Who: Famous Artists Broadway Theater Series Broadway in Syracuse
Where: The Landmark Theatre
When: Dec. 1-6
When looking at life through the eyes of a child, the bullies are meaner, school is a never-ending prison, and being an adult with the freedoms that come with it, is the best privilege in the world. “Matilda the Musical” looks at life through these youthful eyes in the highly entertaining First National Tour that is currently playing at the Landmark Theatre.
Presented as a part of the Famous Artists Broadway Theatre Series’ Broadway in Syracuse, “Matilda” is based on the novel of the same name by Roald Dahl. The musical features a clever book by Dennis Kelly and music and lyrics by Tim Minchin that are upbeat, yet twisted in a wonderful Dahl-like way.
“Matilda” tells the story of a young girl, Matilda Wormwood (played by Mabel Tyler at the Dec. 2 performance), whose parents resent her love of reading and prefer she watch television. Matilda finds an ally at her school in Miss Honey (Natalie Wisdom); however, Miss Honey is also battling a bully of her own in the form of a children-hating hammer-throwing champion: Miss Trunchbull. Matilda takes matters into her own hands by using a knowledge beyond her years, as well as the ability to move objects with her mind, in order to stick up for what she believes is right.
Similarly to Dahl’s books — which always included twisted worlds in which the adults were bad (some ate children) and kids were the heroes — everything in the musical was fantastically off-kilter. The costume and set design by Rob Howell features disproportional shapes and garish colors, a highlight being Mr. Wormwood’s plaid neon-green suit. The stage proscenium is lined with scrabble-like tiles, which are included within the scenic design as well, creating a dream-like literary world.
Two of the most delightfully cruel characters are Mr. and Mrs. Wormwood, played by Quinn Mattefeld and Cassie Silva respectively. Both parents portray the mixed priorities of their characters with high energy and perfect comedic timing. Another standout is Ryness, who stopped scenes as the terrifying Miss Trunchbull. Ryness’ appearance alone, including a distinct mole and highly disproportional bosom, is cartoon-like in a way one might recall a memory of their scariest teacher twenty years after kindergarten.

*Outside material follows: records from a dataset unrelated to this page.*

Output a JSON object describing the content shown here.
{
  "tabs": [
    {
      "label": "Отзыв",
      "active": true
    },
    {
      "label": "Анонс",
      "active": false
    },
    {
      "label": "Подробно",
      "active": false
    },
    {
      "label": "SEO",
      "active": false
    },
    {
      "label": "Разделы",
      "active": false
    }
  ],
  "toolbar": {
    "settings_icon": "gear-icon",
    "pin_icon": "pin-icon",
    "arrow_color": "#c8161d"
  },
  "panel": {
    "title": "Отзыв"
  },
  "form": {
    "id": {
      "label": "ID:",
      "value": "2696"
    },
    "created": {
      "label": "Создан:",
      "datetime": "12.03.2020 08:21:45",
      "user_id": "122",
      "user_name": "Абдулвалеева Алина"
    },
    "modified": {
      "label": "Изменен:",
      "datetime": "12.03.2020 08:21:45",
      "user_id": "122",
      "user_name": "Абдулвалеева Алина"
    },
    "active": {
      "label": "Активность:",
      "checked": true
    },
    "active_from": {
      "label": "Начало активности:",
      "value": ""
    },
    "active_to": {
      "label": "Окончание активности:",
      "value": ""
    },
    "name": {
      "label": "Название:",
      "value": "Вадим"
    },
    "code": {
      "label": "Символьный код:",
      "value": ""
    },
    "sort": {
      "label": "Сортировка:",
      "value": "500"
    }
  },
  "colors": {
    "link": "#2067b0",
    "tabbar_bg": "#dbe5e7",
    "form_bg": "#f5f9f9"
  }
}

Despite the play’s many antagonists, at the heart of “Matilda” is the value of children and how important it is that they are loved and supported by their elders. This is emphasized in a poignant line in the opening scene: “every life is unbelievably unlikely.”
The value of youth is seen in the highly energetic cast, which features nine kid leads. All children dedicate 100 percent of their energy and focus to the performance, singing and dancing just as well as the adults beside them. They are led by the fully capable Tyler, who carries the show as if she is a seasoned adult.
Luckily, there were plenty of children enjoying their contemporaries onstage at the Landmark. By viewing the world through the eyes of children, “Matilda” proves the importance of valuing our youth not only in society, but in the theatre as well.